There must be a gap in their focus now that the ACLU has decided that some constitutional rights are no longer to their liking, such as free speech when it involves people who should stay in Skokie. To fill that gap, they’ve come up with a new civil right, even if it can’t be found anywhere in your pocket Constitution.
If the recent wave of sexual harassment and sexual assault revelations has taught us anything, it’s that we have not done enough to end sexual harassment and gender-based violence.
The choice of the word “revelations” is a curious one. Accusations might be more accurate, but then there would be some difficulty connecting it to the second half of the sentence, where truth is assumed and something, therefore, must be done.
The fact that #MeToo has taken off as a viral hashtag is a stark reminder that gender-based violence and harassment persist despite years of public attention and law reform. This is true even in the workplace, where there is a body of decisions from cases brought over the last 30 years. It’s clear that we need to refocus our public dialogue and use of the law on how to actually stop gender-based violence and harassment, both in and out of the workplace.
We need a conversation, a discussion, now a dialogue. Somebody sure likes to talk a lot.
To that end, we need more meaningful measures of accountability, which include civil rights remedies that shift the focus from punishing the offender to providing redress for the victim while holding the offender accountable.
While the sentence, as a whole, is gibberish (so “punishing the offender” is completely different from “holding the offender accountable”?), notice the insertion of the words “civil rights remedies” into the mix? So assault may be an assault, and rape may be rape, but that’s not enough punishment, oops, holding the offender accountable.
But the ACLU isn’t so much into punitive measures, as palliative.

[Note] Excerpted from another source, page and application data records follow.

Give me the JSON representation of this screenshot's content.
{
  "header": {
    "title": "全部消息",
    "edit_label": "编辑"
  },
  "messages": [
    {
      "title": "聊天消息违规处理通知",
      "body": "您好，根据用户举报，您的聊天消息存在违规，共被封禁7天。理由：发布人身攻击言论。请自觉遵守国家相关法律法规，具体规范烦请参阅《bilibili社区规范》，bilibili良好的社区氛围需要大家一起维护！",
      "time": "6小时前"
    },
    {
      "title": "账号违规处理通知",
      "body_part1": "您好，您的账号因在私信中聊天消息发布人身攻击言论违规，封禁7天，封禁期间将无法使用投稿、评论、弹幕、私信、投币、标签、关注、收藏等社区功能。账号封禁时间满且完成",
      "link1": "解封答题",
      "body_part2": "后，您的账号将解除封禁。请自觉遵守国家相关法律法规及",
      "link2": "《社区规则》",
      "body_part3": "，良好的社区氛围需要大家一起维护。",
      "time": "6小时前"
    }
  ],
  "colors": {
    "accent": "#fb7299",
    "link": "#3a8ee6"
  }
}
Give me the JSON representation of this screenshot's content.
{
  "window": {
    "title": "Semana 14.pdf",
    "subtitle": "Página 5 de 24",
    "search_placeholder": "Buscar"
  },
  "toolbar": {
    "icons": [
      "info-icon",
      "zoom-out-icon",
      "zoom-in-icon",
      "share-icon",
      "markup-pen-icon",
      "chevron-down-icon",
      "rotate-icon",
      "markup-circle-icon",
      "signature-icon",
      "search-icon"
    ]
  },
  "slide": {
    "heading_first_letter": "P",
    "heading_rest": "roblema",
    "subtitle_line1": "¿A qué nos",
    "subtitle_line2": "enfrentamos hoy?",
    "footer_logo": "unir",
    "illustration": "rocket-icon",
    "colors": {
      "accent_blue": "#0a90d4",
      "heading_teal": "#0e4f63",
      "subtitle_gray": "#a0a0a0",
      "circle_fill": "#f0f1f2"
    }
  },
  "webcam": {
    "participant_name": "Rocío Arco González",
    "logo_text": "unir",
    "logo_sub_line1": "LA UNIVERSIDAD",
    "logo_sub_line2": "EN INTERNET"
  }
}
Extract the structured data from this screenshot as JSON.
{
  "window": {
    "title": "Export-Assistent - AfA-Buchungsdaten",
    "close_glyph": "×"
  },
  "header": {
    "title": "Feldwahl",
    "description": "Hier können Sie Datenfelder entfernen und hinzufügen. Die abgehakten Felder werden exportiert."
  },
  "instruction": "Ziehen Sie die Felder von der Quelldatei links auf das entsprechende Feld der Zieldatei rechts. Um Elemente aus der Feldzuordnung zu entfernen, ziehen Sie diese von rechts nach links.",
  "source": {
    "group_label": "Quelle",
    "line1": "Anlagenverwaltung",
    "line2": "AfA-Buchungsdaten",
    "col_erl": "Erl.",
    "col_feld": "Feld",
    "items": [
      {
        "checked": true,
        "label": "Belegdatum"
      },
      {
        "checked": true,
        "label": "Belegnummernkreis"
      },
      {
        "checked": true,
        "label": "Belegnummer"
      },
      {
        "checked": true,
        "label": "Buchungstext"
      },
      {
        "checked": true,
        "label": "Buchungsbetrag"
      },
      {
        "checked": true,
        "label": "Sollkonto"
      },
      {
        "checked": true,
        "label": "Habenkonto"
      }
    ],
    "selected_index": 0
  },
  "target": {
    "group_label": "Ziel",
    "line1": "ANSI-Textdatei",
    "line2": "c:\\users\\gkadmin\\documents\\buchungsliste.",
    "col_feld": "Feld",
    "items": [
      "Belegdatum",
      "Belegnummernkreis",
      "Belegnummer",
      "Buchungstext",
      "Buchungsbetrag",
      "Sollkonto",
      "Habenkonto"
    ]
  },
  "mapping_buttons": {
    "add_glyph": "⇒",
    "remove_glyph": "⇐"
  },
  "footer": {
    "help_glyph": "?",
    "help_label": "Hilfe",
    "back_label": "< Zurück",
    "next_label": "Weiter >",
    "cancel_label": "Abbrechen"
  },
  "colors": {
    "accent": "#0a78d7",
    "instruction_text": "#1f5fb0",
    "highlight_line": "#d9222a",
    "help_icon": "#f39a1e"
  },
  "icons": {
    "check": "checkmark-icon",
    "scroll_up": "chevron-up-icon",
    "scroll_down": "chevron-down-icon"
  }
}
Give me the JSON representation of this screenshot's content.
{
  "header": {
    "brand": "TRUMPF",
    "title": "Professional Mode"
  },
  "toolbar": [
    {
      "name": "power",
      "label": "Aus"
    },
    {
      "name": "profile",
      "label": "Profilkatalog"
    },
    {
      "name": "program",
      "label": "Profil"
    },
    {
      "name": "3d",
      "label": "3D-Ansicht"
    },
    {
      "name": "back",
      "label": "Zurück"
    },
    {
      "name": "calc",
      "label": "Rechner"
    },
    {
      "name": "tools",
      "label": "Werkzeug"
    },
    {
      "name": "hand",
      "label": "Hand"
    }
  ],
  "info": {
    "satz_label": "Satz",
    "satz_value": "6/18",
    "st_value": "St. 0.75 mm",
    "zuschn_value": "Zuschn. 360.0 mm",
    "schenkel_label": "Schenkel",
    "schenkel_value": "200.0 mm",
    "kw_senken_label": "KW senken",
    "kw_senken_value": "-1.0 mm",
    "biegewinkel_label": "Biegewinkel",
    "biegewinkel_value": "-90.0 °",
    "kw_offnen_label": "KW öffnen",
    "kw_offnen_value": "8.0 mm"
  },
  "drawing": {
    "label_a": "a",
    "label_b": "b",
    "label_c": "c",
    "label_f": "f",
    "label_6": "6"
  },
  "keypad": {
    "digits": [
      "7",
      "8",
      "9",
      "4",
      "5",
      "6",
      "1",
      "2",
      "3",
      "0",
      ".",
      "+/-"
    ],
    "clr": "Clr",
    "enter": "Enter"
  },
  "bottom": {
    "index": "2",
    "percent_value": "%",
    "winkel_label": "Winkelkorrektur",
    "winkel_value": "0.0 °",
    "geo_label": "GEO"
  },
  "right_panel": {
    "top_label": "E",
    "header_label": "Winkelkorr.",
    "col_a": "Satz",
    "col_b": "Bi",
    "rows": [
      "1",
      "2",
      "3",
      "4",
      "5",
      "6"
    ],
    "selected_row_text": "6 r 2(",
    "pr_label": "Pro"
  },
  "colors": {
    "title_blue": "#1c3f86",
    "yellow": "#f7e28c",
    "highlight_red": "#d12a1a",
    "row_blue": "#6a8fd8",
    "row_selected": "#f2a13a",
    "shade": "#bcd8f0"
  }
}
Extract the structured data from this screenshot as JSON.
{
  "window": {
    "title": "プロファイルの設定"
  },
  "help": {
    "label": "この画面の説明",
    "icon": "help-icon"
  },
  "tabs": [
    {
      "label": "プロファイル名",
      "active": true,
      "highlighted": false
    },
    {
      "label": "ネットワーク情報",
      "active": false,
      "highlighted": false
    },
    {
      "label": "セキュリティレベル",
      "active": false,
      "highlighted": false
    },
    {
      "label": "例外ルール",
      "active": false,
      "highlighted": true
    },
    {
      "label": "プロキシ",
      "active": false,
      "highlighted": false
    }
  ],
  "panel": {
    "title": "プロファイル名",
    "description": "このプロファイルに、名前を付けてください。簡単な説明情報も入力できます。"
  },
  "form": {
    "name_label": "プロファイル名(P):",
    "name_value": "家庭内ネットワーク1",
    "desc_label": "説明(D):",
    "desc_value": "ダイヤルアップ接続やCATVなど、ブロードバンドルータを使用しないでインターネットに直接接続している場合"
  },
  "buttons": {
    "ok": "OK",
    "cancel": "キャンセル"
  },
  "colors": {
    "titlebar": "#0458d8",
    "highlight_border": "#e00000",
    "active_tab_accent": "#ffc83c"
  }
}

As commentators such as Judith Levine, who has written several books about sex and gender, Masha Gessen of the New Yorker, and Rebecca Traister of New York Magazine have pointed out, punitive approaches that rush to judgment and sanctioning those accused of sexual misconduct risk over-policing women’s virtue and casting women as victims who lack agency. These approaches also advance policies that prioritize incarceration over personal responsibility, while doing little to dismantle power disparities that leave marginalized groups vulnerable. Responses that reflexively pronounce success when those accused of abuse are fired or punished may compromise due process safeguards we all should value, particularly in these times when rights are under threat on multiple fronts.
So if you don’t want guys fired or imprisoned for being literally awful, what do you want?
Restorative justice — practices that provide opportunities for the victim to communicate to the offender the impact of the offense in a safe setting and to jointly come up with ways the offender can take responsibility — are being explored and hold promise for alternative approaches. These could include an apology, training, or engagement in community service and dialog.
So “holding an offender accountable” should mean he has to listen to a woman talk about her feelings? The Eighth Amendment no longer matters either? And on what basis does the ACLU propose to police the individual conduct of men who fail to share women’s sensibilities?
On the legal front, we need to fix loopholes in existing civil rights laws so that they more effectively compensate those harmed by sexual harassment and gender violence as well as do a better job of deterring it. Civil rights remedies, such as federal and state anti-discrimination laws, can be used against those who commit acts of gender-based violence and harassment.
These aren’t loopholes. The Constitution protects the rights of the people from the government, not people who don’t behave the way they want them to.
Most civil rights laws prohibit gender-based violence and harassment at work, in housing, and by state actors. In the workplace, they often only hold employers or managers accountable and may not reach the individuals who actually committed the abuse. There is no federal civil rights law that provides a remedy for gender-based violence or harassment committed by a private individual — which is the most common form.
This is the sort of absurdly misguided rhetoric one expects to find at Everyday Feminism, not the ACLU. The reason there are no laws dictating, upon pain of punishment, how individuals engage with each other is that there is no “civil right” for women to demand that men act the way women want them to, and for the government to enforce their desires through force of law.
Don’t be fooled by the words, “gender-based violence or harassment.” We already have criminal laws prohibiting violence, and they apply to everybody, women included. As for the devoutly vague word “harassment,” it’s becoming one of the most dangerous words around, as used without any cognizable meaning to reflect any behavior, any speech, that a woman doesn’t like.
The fact that there are some who would resort to this lunacy isn’t at all surprising. There are plenty of people, women included, who have shed any pretense of reason in this atmosphere of mob rule, where any sister’s feelings is good enough to do harm. But this isn’t some nutty, kooky third-wave radfem website calling for a federal civil rights law to enforce female feelings. This is the ACLU.
It’s almost as if they don’t care about the civil rights of men, but that might be an overstatement. Men are totally fine, provided they abide the wishes of every woman. Or else they will be sentenced to a dialogue about how they hurt their feelings. According to the ACLU, this should be the law.